Stored dataset items:
**********
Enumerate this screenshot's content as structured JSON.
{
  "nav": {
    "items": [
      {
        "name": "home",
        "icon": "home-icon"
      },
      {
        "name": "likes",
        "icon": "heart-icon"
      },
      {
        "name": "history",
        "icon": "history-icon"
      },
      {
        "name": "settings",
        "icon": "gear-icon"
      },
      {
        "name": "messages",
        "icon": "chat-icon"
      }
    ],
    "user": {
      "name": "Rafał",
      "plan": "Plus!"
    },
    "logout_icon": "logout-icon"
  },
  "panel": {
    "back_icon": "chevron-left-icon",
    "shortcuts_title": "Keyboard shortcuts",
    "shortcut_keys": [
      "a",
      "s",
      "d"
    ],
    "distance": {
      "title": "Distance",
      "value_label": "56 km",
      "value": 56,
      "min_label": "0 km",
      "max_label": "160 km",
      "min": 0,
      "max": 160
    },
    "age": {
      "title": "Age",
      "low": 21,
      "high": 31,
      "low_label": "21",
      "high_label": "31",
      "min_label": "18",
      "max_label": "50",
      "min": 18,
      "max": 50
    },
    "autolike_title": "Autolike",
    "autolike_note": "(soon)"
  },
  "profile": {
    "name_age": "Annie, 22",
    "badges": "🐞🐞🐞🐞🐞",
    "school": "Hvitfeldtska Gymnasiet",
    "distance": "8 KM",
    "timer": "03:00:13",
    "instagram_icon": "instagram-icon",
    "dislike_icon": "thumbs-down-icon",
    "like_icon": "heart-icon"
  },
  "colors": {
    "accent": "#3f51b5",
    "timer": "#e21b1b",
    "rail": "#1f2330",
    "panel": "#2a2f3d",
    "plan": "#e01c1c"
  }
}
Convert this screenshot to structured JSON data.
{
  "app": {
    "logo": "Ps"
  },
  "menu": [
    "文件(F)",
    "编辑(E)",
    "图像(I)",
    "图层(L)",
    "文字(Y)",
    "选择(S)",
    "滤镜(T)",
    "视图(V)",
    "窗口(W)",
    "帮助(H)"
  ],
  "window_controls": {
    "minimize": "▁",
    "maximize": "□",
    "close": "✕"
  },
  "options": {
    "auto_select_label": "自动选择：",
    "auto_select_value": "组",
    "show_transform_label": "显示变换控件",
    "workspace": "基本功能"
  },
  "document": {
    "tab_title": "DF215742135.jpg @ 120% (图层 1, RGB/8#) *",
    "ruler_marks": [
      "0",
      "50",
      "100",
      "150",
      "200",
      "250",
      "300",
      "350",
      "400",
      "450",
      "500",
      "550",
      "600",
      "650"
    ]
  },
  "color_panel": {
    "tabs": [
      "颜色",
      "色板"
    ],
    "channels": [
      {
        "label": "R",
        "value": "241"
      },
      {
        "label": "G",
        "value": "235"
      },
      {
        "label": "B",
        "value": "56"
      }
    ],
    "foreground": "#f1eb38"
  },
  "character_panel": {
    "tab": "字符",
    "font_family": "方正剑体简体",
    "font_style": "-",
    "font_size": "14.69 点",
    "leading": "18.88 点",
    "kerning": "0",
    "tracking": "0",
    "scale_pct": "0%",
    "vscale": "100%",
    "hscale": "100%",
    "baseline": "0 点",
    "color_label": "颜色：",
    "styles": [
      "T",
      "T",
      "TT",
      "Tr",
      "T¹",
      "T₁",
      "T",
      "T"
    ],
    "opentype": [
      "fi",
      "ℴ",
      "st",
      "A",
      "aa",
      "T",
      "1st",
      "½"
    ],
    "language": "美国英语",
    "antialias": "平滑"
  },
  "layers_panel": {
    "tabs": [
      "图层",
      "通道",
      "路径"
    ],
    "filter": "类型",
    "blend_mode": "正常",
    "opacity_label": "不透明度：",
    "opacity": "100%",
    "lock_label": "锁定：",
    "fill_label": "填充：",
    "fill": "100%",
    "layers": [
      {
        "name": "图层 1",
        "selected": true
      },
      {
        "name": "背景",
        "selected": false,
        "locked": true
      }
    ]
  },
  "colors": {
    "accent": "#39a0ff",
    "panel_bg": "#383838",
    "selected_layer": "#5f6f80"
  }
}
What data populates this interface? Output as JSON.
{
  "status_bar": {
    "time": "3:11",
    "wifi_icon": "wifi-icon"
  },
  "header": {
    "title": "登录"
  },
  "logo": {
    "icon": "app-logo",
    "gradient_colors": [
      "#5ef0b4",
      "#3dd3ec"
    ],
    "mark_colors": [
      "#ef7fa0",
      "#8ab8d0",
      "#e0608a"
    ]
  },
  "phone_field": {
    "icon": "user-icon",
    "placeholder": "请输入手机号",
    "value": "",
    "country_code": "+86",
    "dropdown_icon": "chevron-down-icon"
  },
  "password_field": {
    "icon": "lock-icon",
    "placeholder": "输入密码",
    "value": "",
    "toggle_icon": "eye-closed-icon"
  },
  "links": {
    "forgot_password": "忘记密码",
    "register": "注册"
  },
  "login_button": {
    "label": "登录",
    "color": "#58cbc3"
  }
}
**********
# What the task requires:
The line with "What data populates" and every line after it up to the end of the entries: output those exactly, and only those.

# Answer to this task:
What data populates this interface? Output as JSON.
{
  "status_bar": {
    "time": "3:11",
    "wifi_icon": "wifi-icon"
  },
  "header": {
    "title": "登录"
  },
  "logo": {
    "icon": "app-logo",
    "gradient_colors": [
      "#5ef0b4",
      "#3dd3ec"
    ],
    "mark_colors": [
      "#ef7fa0",
      "#8ab8d0",
      "#e0608a"
    ]
  },
  "phone_field": {
    "icon": "user-icon",
    "placeholder": "请输入手机号",
    "value": "",
    "country_code": "+86",
    "dropdown_icon": "chevron-down-icon"
  },
  "password_field": {
    "icon": "lock-icon",
    "placeholder": "输入密码",
    "value": "",
    "toggle_icon": "eye-closed-icon"
  },
  "links": {
    "forgot_password": "忘记密码",
    "register": "注册"
  },
  "login_button": {
    "label": "登录",
    "color": "#58cbc3"
  }
}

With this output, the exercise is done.